An iFixit teardown found the Windows Phone 7-running HTC Surround to be incredibly similar to the Nexus One. Plus, its "internal storage" is a hidden microSDHC card.
When the team
at repair site iFixit decided to tear down the HTC Surround, they thought they
were doing "something completely different." What they found, instead, was a
whole lot of Nexus One d??Â«j??Ã vu.
HTC made the
Nexus One smartphone for Google, and seemingly was so pleased with its
handiwork that it decided to repeat it.
"Five of the
major chip packages on the Surround's motherboard are identical to the Nexus
One, and the sixth (Samsung NAND + SDRAM) appears to be just a revised chip
found in Uncle Nexus," Miroslav Djuric, iFixit's director of technical
communication, wrote in a press note.
Calling it a
"very solid, capable phone that will undoubtedly please its users," Djuric
nonetheless added, "Still, we're a bit underwhelmed that HTC chose to put
year-old hardware in it, especially since dual-core phones are coming right
around the corner."
Surround was among the five smartphones that Microsoft, amid much media hubbub,
introduced with its Windows Phone 7 operating system on Oct. 11, 2010.
Exclusive to the AT&T network, the Surround is billed by HTC as the
"ultimate multimedia device." It features a slide-out speaker wall, integrated
kickstand, a customizable equalizer, Dolby Mobile and the sound driver SRS WOW
HD, for a serious audio and video experience.
found that Surround uses two microphones, in conjunction with an Audience A1026
voice processor, to cancel out background noise during phone calls-just like
the Nexus One does.
harkening back to the original Google phone, iFixit found that the Surround's
motherboard interconnect cable is "sandwiched between the many layers of the
upper motherboard," a design that requires less space for connectors and
sockets, and that the motherboards are attached with "a large ribbon cable
spanning the gap between them."
Included on the
motherboard are a Qualcomm multi-band UMTS/EGPRS transceiver integrated with
GPS; a 1GHz Snapdragon processor; 5MB of NAND Flash and 512MB of SDRAM memory
from Samsung; a Skyworks power amplifier; and Qualcomm ICs for power
management. All of this, says iFixit, is identical to or newer versions of
chips found on the Nexus One.
of note that the team came across are that the slider mechanism on the phone's
speaker grille is downright hefty, so should keep doing its job for years to

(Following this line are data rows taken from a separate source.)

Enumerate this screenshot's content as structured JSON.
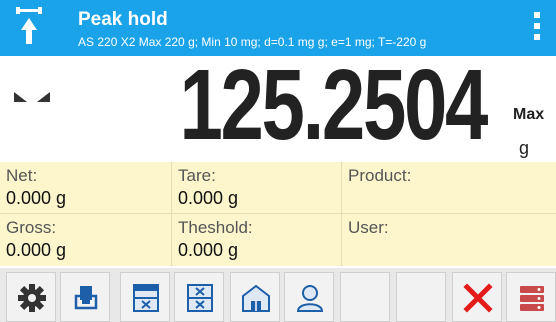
{
  "header": {
    "title": "Peak hold",
    "subtitle": "AS 220 X2   Max 220 g; Min 10 mg; d=0.1 mg g; e=1 mg; T=-220 g",
    "mode_icon": "peak-hold-icon",
    "menu_icon": "vertical-dots-icon",
    "bg_color": "#1aa3e8"
  },
  "display": {
    "weight": "125.2504",
    "max_label": "Max",
    "unit": "g",
    "stable_icon": "stability-indicator-icon"
  },
  "info": {
    "net_label": "Net:",
    "net_value": "0.000 g",
    "tare_label": "Tare:",
    "tare_value": "0.000 g",
    "product_label": "Product:",
    "product_value": "",
    "gross_label": "Gross:",
    "gross_value": "0.000 g",
    "threshold_label": "Theshold:",
    "threshold_value": "0.000 g",
    "user_label": "User:",
    "user_value": "",
    "bg_color": "#fdf6cc"
  },
  "toolbar": {
    "buttons": [
      "settings-icon",
      "printer-icon",
      "database-icon",
      "thresholds-icon",
      "warehouse-icon",
      "user-icon",
      "empty",
      "empty",
      "cancel-icon",
      "server-icon"
    ],
    "cancel_color": "#e31b1b"
  }
}
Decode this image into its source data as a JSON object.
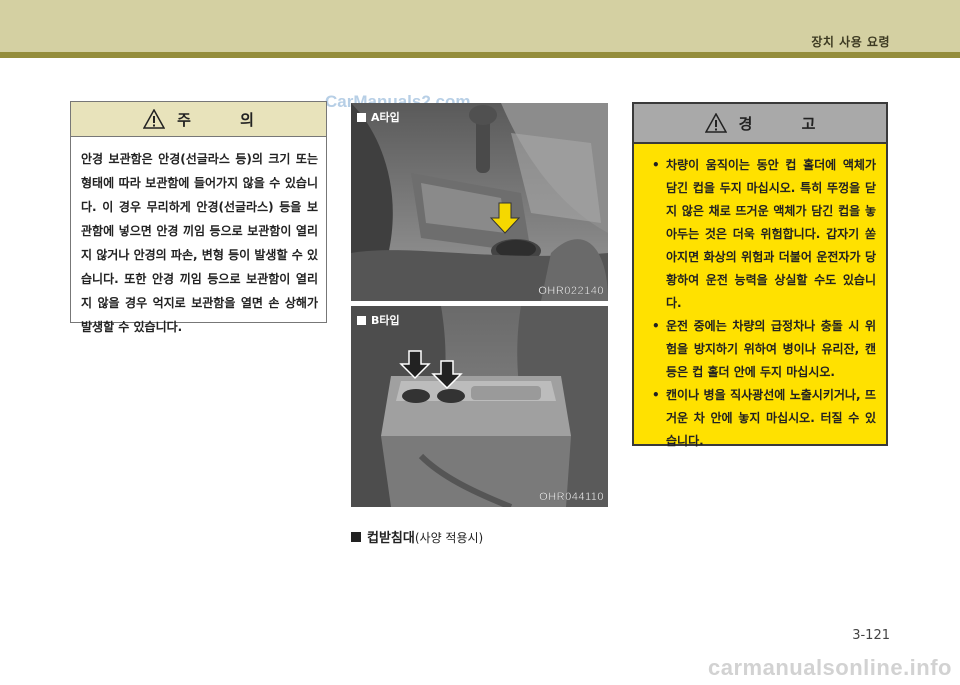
{
  "header": {
    "section_title": "장치 사용 요령"
  },
  "watermark_top": "CarManuals2.com",
  "caution": {
    "title": "주 의",
    "body": "안경 보관함은 안경(선글라스 등)의 크기 또는 형태에 따라 보관함에 들어가지 않을 수 있습니다. 이 경우 무리하게 안경(선글라스) 등을 보관함에 넣으면 안경 끼임 등으로 보관함이 열리지 않거나 안경의 파손, 변형 등이 발생할 수 있습니다. 또한 안경 끼임 등으로 보관함이 열리지 않을 경우 억지로 보관함을 열면 손 상해가 발생할 수 있습니다."
  },
  "photos": [
    {
      "label": "A타입",
      "code": "OHR022140"
    },
    {
      "label": "B타입",
      "code": "OHR044110"
    }
  ],
  "caption": {
    "title": "컵받침대",
    "subtitle": "(사양 적용시)"
  },
  "warning": {
    "title": "경 고",
    "items": [
      "차량이 움직이는 동안 컵 홀더에 액체가 담긴 컵을 두지 마십시오. 특히 뚜껑을 닫지 않은 채로 뜨거운 액체가 담긴 컵을 놓아두는 것은 더욱 위험합니다. 갑자기 쏟아지면 화상의 위험과 더불어 운전자가 당황하여 운전 능력을 상실할 수도 있습니다.",
      "운전 중에는 차량의 급정차나 충돌 시 위험을 방지하기 위하여 병이나 유리잔, 캔 등은 컵 홀더 안에 두지 마십시오.",
      "캔이나 병을 직사광선에 노출시키거나, 뜨거운 차 안에 놓지 마십시오. 터질 수 있습니다."
    ]
  },
  "page_number": "3-121",
  "watermark_bottom": "carmanualsonline.info",
  "colors": {
    "header_band": "#d4d0a2",
    "header_line": "#948d3c",
    "caution_header": "#e8e3bb",
    "warning_bg": "#ffe100",
    "warning_header": "#a9a9a9",
    "arrow": "#f5d800"
  }
}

come. And that metal plates with "strategically placed holes" are soldered to
the front of the phone's two speakers to enhance their quality, by directing
sound out of the speaker grille instead of into the phone.

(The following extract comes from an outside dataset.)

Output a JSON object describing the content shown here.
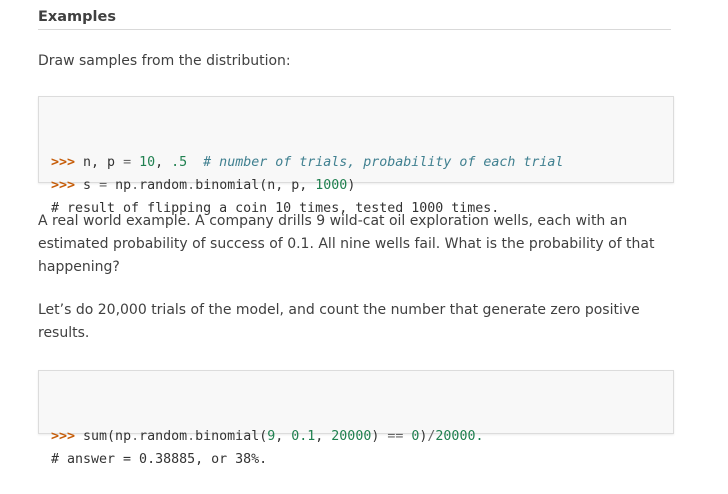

But maybe iFixit's
most fun discovery of all-"and they would've gotten away with it, too, if it
weren't for us meddling kids!" joked Djuric-was that the Surround's "internal
storage" is actually a SanDisk microSDHC card hidden behind some silver foil
and two VOID stickers warning that this is warranty-breaking territory. Still,
once there, the team wrote on its site, "It definitely seems possible that you
could easily swap the [16GB] card out for a higher-capacity microSDHC."
To view images of iFixit's Dell Streak teardown, click here.
In all, the
team gave the Surround a "repairability" score of 5 out of 10.
relatively easy to remove the rear case to replace the battery, but that's
where the fun stops," wrote Djuric. "You'll have to void your warranty to take
anything else out, and it's very difficult to access the front panel and LCD if
you'd like to replace it."
teardowns, the more repair-friendly Nokia N8
smartphone and Dell Streak tablet earned scores of 8 out of 10, while the Apple
MacBook Air-which, from the first proprietary screw
exterior of the notebook, discouraged any peeking around or easy repairs-was
given a 4 out of 10.